HILO — The fight against rapid ohia death is receiving a boost in funding.
Gov. David Ige announced Wednesday that he released $1.264 million to hire more staff, increase public outreach and conduct additional aerial surveys and research, all to help combat the fungal disease’s spread.
Funding is released for fiscal year 2018. It was appropriated in the 2017 budget.
Ige said the funding is “focused on a Hawaii Island-based response.” ROD, caused by the fungus Ceratocystis, has affected more than 75,000 acres of endemic ‘ohia trees on the island and killed more than 200,000 ‘ohia trees between 2015 and 2016.
The disease also is now islandwide as of September, when it was detected on a private ranch in North Kohala. It has not spread to any other islands in the state yet, but researchers are worried it could potentially be carried by wind to Maui.
Maui is only 40 miles from the latest Kohala detection site. The Kohala site is just 33 miles from the nearest infested site previously found.
Corie Yanger, outreach and education specialist for the University of Hawaii at Hilo’s College of Tropical Agriculture and Human Resources, said Wednesday that researchers have been “actively trying to reach out to that Kohala community” through local media and by arranging talk-story sessions and presentations.
She said Maui’s ROD working group also has been “keeping a close eye on the forest out on the east side” and is regularly checking specific trees.
The latest allotment of state funding also will be used to conduct aerial surveys on Maui and Hawaii Island.
Surveys will complement earlier, privately funded surveys conducted in 2016 and 2017.
They will be flown this month using “cutting-edge spectroscopy and LiDAR technologies,” according to a Wednesday news release. The state is contracting with the Carnegie Airborne Observatory to conduct the surveys.
Other projects funded by the latest allotment include:
• Hiring a full-time laboratory technician to “increase capacity for diagnostics and ROD research and continue preliminary genetic resistance work.” The technician will have an advanced degree in plant pathology.

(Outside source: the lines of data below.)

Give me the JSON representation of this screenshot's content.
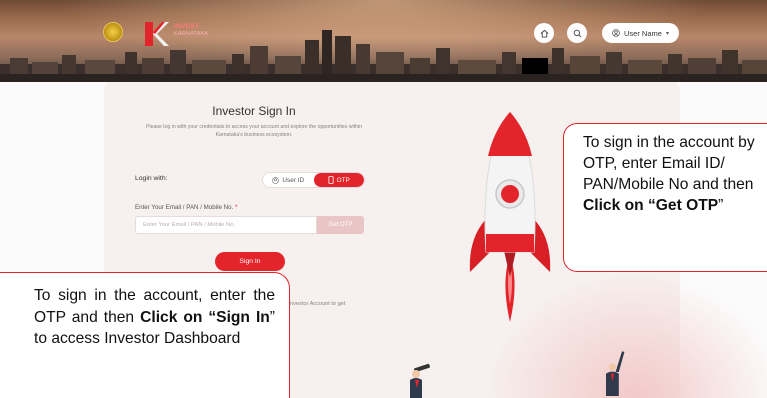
{
  "header": {
    "brand_line1": "INVEST",
    "brand_line2": "KARNATAKA",
    "user_label": "User Name"
  },
  "signin": {
    "title": "Investor Sign In",
    "subtitle": "Please log in with your credentials to access your account and explore the opportunities within Karnataka's business ecosystem.",
    "login_with": "Login with:",
    "option_userid": "User ID",
    "option_otp": "OTP",
    "field_label": "Enter Your Email / PAN / Mobile No.",
    "field_required_mark": "*",
    "field_placeholder": "Enter Your Email / PAN / Mobile No.",
    "get_otp": "Get OTP",
    "signin_button": "Sign In",
    "register_note_fragment": "nvestor Account to get"
  },
  "callouts": {
    "right": {
      "part1": "To sign in the account by OTP, enter Email ID/ PAN/Mobile No and then ",
      "bold": "Click on “Get OTP",
      "part2": "”"
    },
    "left": {
      "part1": "To sign in the account, enter the OTP and then ",
      "bold": "Click on “Sign In",
      "part2": "” to access Investor Dashboard"
    }
  },
  "colors": {
    "accent": "#e3242b",
    "card_bg": "#f6f0ee",
    "get_otp_disabled": "#e9c5c5"
  },
  "icons": {
    "home": "home-icon",
    "search": "search-icon",
    "user": "user-icon",
    "phone": "phone-icon"
  }
}
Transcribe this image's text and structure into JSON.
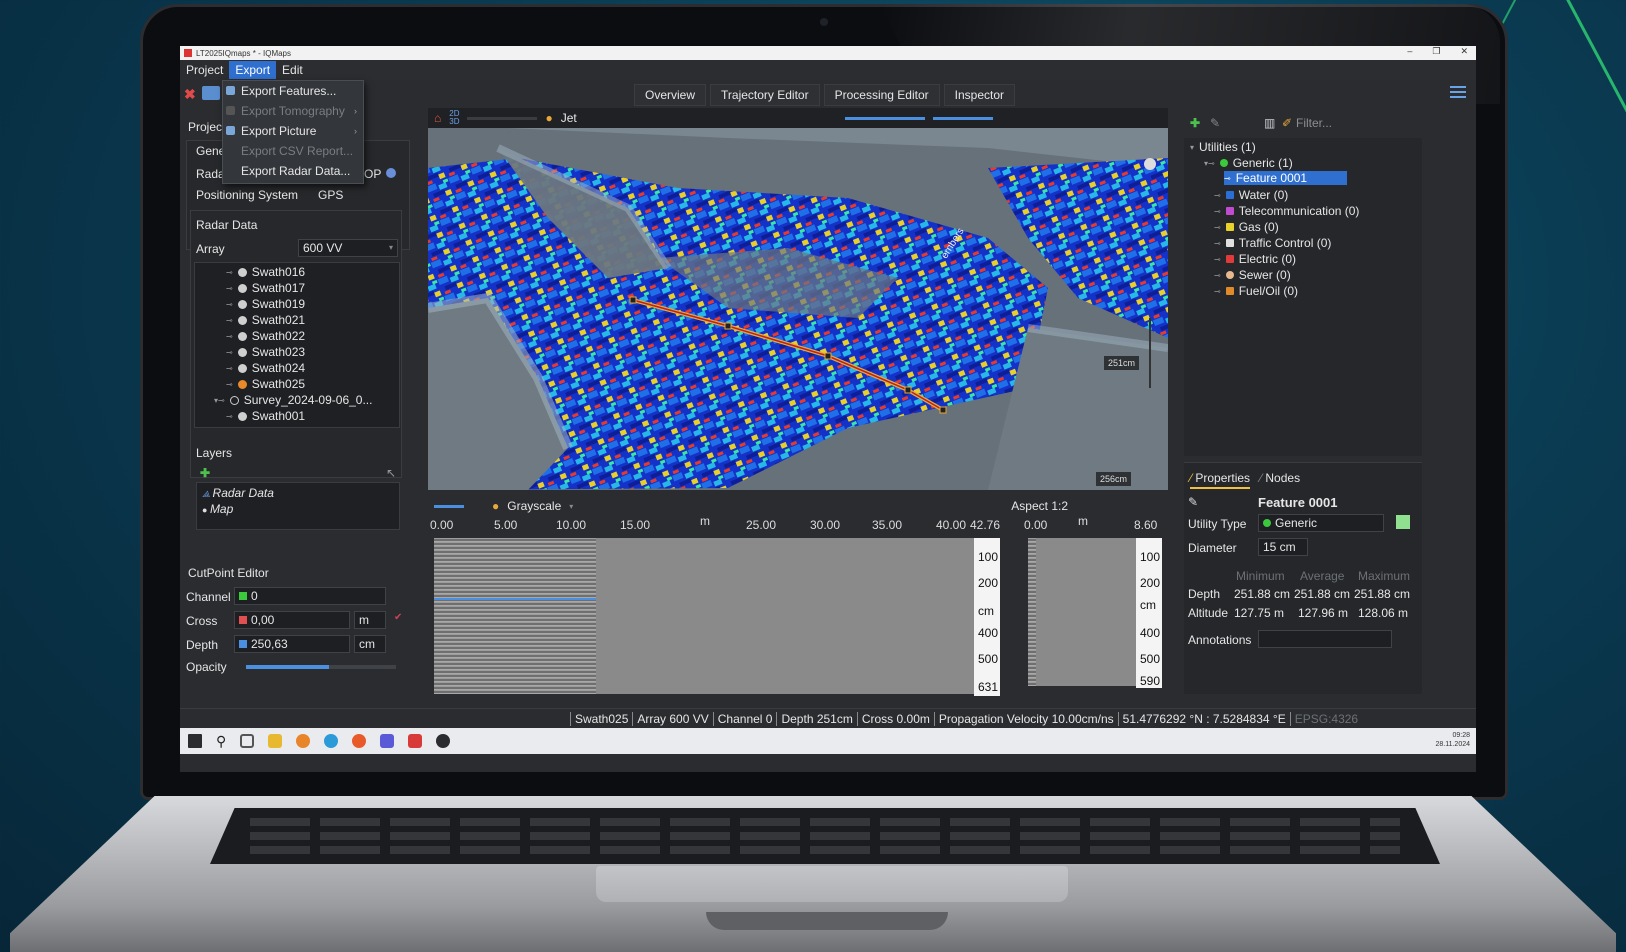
{
  "window": {
    "title": "LT2025IQmaps * - IQMaps",
    "controls": [
      "–",
      "❐",
      "✕"
    ]
  },
  "menu": {
    "items": [
      "Project",
      "Export",
      "Edit"
    ]
  },
  "export_menu": {
    "items": [
      {
        "label": "Export Features...",
        "enabled": true
      },
      {
        "label": "Export Tomography",
        "enabled": false
      },
      {
        "label": "Export Picture",
        "enabled": true
      },
      {
        "label": "Export CSV Report...",
        "enabled": false
      },
      {
        "label": "Export Radar Data...",
        "enabled": true
      }
    ]
  },
  "main_tabs": [
    "Overview",
    "Trajectory Editor",
    "Processing Editor",
    "Inspector"
  ],
  "left": {
    "project_label": "Projec",
    "general_label": "Gene",
    "radar_label": "Rada",
    "radar_suffix": "OP",
    "positioning_label": "Positioning System",
    "positioning_value": "GPS",
    "radar_data": {
      "title": "Radar Data",
      "array_label": "Array",
      "array_value": "600 VV"
    },
    "swaths": [
      "Swath016",
      "Swath017",
      "Swath019",
      "Swath021",
      "Swath022",
      "Swath023",
      "Swath024",
      "Swath025"
    ],
    "survey": "Survey_2024-09-06_0...",
    "survey_child": "Swath001",
    "layers": {
      "title": "Layers",
      "items": [
        "Radar Data",
        "Map"
      ]
    },
    "cutpoint": {
      "title": "CutPoint Editor",
      "channel_label": "Channel",
      "channel_value": "0",
      "cross_label": "Cross",
      "cross_value": "0,00",
      "cross_unit": "m",
      "depth_label": "Depth",
      "depth_value": "250,63",
      "depth_unit": "cm",
      "opacity_label": "Opacity",
      "opacity_level": 0.55
    }
  },
  "viewport": {
    "mode_2d": "2D",
    "mode_3d": "3D",
    "colormap": "Jet",
    "scale_label_1": "251cm",
    "scale_label_2": "256cm",
    "street_label": "ernbers"
  },
  "radargram": {
    "colormap": "Grayscale",
    "aspect_label": "Aspect 1:2",
    "x_unit": "m",
    "x_ticks": [
      "0.00",
      "5.00",
      "10.00",
      "15.00",
      "25.00",
      "30.00",
      "35.00",
      "40.00",
      "42.76"
    ],
    "depth_ticks": [
      "100",
      "200",
      "cm",
      "400",
      "500",
      "631"
    ],
    "cross_x_ticks": [
      "0.00",
      "m",
      "8.60"
    ],
    "cross_depth_ticks": [
      "100",
      "200",
      "cm",
      "400",
      "500",
      "590"
    ]
  },
  "right": {
    "filter_placeholder": "Filter...",
    "utilities": [
      {
        "label": "Utilities (1)",
        "color": ""
      },
      {
        "label": "Generic (1)",
        "color": "#3cc83c"
      },
      {
        "label": "Feature 0001",
        "color": "#6aa2e8"
      },
      {
        "label": "Water (0)",
        "color": "#2a6fd6"
      },
      {
        "label": "Telecommunication (0)",
        "color": "#c04ad0"
      },
      {
        "label": "Gas (0)",
        "color": "#e6d22a"
      },
      {
        "label": "Traffic Control (0)",
        "color": "#e0e0e0"
      },
      {
        "label": "Electric (0)",
        "color": "#e03a3a"
      },
      {
        "label": "Sewer (0)",
        "color": "#e8b890"
      },
      {
        "label": "Fuel/Oil (0)",
        "color": "#e08a2a"
      }
    ],
    "props": {
      "tab_properties": "Properties",
      "tab_nodes": "Nodes",
      "feature_name": "Feature 0001",
      "utility_type_label": "Utility Type",
      "utility_type_value": "Generic",
      "diameter_label": "Diameter",
      "diameter_value": "15 cm",
      "col_min": "Minimum",
      "col_avg": "Average",
      "col_max": "Maximum",
      "depth_label": "Depth",
      "depth_min": "251.88 cm",
      "depth_avg": "251.88 cm",
      "depth_max": "251.88 cm",
      "altitude_label": "Altitude",
      "alt_min": "127.75 m",
      "alt_avg": "127.96 m",
      "alt_max": "128.06 m",
      "annotations_label": "Annotations"
    }
  },
  "status": {
    "swath": "Swath025",
    "array": "Array 600 VV",
    "channel": "Channel    0",
    "depth": "Depth    251cm",
    "cross": "Cross       0.00m",
    "velocity": "Propagation Velocity 10.00cm/ns",
    "coords": "51.4776292 °N : 7.5284834 °E",
    "epsg": "EPSG:4326"
  },
  "taskbar": {
    "time": "09:28",
    "date": "28.11.2024"
  },
  "colors": {
    "accent": "#2f6fcf",
    "panel": "#2a2c30",
    "brand_green": "#2ecc71"
  }
}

• Hiring a full-time data management specialist to manage project data being stored in a state Department of Land and Natural Resources-hosted, geo-spatial database. The database is accessible to all project partners and includes data from aerial surveys, ground surveys and laboratory results.
• Increasing public outreach on the Big Island, including radio and television public service announcements and community-sponsored events.

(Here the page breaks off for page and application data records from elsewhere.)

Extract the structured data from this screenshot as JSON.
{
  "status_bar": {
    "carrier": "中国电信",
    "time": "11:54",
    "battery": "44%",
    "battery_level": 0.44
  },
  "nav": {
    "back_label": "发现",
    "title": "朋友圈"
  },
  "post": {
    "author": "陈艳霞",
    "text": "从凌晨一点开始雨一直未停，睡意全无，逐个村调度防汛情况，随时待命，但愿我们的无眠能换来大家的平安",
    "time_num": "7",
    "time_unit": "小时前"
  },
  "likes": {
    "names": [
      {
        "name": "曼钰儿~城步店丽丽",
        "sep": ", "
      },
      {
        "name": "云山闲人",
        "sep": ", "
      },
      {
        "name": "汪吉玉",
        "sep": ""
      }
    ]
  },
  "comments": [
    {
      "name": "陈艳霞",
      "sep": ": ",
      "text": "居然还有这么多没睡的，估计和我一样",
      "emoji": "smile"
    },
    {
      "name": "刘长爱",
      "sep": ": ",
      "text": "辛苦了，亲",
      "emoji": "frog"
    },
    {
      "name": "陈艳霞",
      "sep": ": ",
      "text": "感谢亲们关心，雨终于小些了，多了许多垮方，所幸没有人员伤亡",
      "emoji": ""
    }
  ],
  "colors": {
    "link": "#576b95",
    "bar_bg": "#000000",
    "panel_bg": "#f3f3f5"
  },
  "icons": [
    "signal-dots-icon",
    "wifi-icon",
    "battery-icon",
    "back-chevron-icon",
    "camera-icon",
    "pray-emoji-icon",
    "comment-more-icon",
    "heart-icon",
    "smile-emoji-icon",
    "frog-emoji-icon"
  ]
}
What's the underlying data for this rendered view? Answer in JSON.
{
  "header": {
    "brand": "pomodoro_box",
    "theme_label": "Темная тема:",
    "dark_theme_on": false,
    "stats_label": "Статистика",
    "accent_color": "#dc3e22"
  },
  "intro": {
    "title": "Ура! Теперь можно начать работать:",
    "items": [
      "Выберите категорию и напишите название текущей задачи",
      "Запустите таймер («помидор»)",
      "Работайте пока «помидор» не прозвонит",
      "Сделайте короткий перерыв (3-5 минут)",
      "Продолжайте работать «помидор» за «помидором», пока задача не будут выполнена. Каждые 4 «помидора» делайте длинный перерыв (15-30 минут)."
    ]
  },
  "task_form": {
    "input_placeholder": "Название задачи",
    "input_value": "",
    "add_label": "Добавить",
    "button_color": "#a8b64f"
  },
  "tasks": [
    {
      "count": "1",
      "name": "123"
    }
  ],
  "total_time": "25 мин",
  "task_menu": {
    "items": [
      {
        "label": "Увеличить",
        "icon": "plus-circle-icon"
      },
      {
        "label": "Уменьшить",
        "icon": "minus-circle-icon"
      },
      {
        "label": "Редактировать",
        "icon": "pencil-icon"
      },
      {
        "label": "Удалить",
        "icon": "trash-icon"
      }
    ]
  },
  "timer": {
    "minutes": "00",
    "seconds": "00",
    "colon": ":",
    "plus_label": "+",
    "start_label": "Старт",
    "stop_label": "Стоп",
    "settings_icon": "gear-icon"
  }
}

• Contracting with a forest pathology expert who has experience in Ceratocystis diseases to conduct research and advise DLNR about their management.
• Supporting existing project staff and continue current research that would otherwise run out of funding before the end of fiscal year 2018.

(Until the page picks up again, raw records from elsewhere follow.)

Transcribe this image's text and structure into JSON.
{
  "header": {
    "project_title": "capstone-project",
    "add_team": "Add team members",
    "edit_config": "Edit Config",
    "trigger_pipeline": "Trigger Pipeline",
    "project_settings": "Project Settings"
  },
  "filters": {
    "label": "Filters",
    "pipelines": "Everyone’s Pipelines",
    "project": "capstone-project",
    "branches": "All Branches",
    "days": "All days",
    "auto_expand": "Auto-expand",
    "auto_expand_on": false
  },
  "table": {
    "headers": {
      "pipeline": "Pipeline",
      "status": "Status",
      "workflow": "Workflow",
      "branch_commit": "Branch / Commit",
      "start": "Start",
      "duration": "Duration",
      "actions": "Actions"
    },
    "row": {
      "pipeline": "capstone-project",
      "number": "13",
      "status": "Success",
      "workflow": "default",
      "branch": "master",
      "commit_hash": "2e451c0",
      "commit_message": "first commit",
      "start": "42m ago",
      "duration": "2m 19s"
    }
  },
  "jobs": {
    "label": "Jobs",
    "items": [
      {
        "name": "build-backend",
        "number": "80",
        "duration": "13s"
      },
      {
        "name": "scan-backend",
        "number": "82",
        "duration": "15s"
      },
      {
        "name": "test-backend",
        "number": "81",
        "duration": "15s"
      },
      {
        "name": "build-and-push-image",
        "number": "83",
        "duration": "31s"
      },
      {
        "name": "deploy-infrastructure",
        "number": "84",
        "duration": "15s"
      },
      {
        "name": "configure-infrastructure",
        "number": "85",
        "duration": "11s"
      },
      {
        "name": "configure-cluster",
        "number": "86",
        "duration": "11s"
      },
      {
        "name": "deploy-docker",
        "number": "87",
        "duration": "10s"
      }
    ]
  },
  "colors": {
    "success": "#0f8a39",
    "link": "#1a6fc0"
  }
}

• Contracting for helicopter service to conduct quarterly surveys and transport crews to sites for survey and management.
• Purchasing supplies and equipment such as chain saws for the on-the-ground team.
Email Kirsten Johnson at firstname.lastname@example.org.